***** Dataset content

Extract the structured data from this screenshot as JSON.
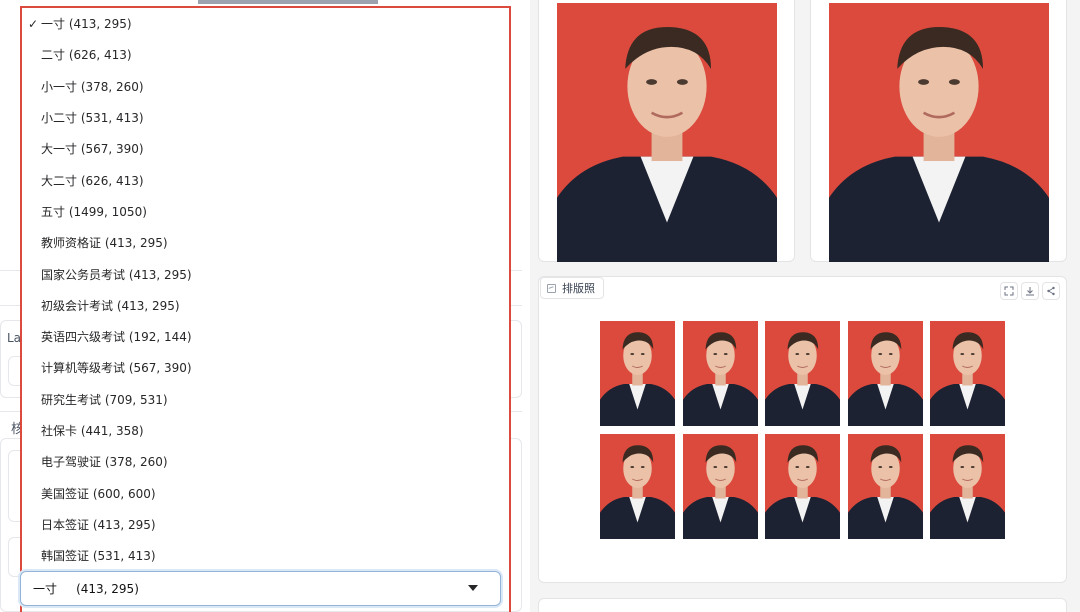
{
  "size_dropdown": {
    "selected_index": 0,
    "check_mark": "✓",
    "options": [
      "一寸 (413, 295)",
      "二寸 (626, 413)",
      "小一寸 (378, 260)",
      "小二寸 (531, 413)",
      "大一寸 (567, 390)",
      "大二寸 (626, 413)",
      "五寸 (1499, 1050)",
      "教师资格证 (413, 295)",
      "国家公务员考试 (413, 295)",
      "初级会计考试 (413, 295)",
      "英语四六级考试 (192, 144)",
      "计算机等级考试 (567, 390)",
      "研究生考试 (709, 531)",
      "社保卡 (441, 358)",
      "电子驾驶证 (378, 260)",
      "美国签证 (600, 600)",
      "日本签证 (413, 295)",
      "韩国签证 (531, 413)"
    ]
  },
  "size_select": {
    "value": "一寸     (413, 295)"
  },
  "background_fragments": {
    "frag1": "La",
    "frag2": "核"
  },
  "layout_panel": {
    "label": "排版照"
  },
  "layout_photos": {
    "rows": 2,
    "cols": 5
  },
  "colors": {
    "accent_red": "#dc4a3d",
    "photo_bg": "#dc4a3d"
  },
  "icons": {
    "fullscreen": "fullscreen-icon",
    "download": "download-icon",
    "share": "share-icon",
    "image": "image-icon"
  }
}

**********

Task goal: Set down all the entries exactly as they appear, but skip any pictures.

Answer to the problem:
Extract the structured data from this screenshot as JSON.
{
  "size_dropdown": {
    "selected_index": 0,
    "check_mark": "✓",
    "options": [
      "一寸 (413, 295)",
      "二寸 (626, 413)",
      "小一寸 (378, 260)",
      "小二寸 (531, 413)",
      "大一寸 (567, 390)",
      "大二寸 (626, 413)",
      "五寸 (1499, 1050)",
      "教师资格证 (413, 295)",
      "国家公务员考试 (413, 295)",
      "初级会计考试 (413, 295)",
      "英语四六级考试 (192, 144)",
      "计算机等级考试 (567, 390)",
      "研究生考试 (709, 531)",
      "社保卡 (441, 358)",
      "电子驾驶证 (378, 260)",
      "美国签证 (600, 600)",
      "日本签证 (413, 295)",
      "韩国签证 (531, 413)"
    ]
  },
  "size_select": {
    "value": "一寸     (413, 295)"
  },
  "background_fragments": {
    "frag1": "La",
    "frag2": "核"
  },
  "layout_panel": {
    "label": "排版照"
  },
  "layout_photos": {
    "rows": 2,
    "cols": 5
  },
  "colors": {
    "accent_red": "#dc4a3d",
    "photo_bg": "#dc4a3d"
  },
  "icons": {
    "fullscreen": "fullscreen-icon",
    "download": "download-icon",
    "share": "share-icon",
    "image": "image-icon"
  }
}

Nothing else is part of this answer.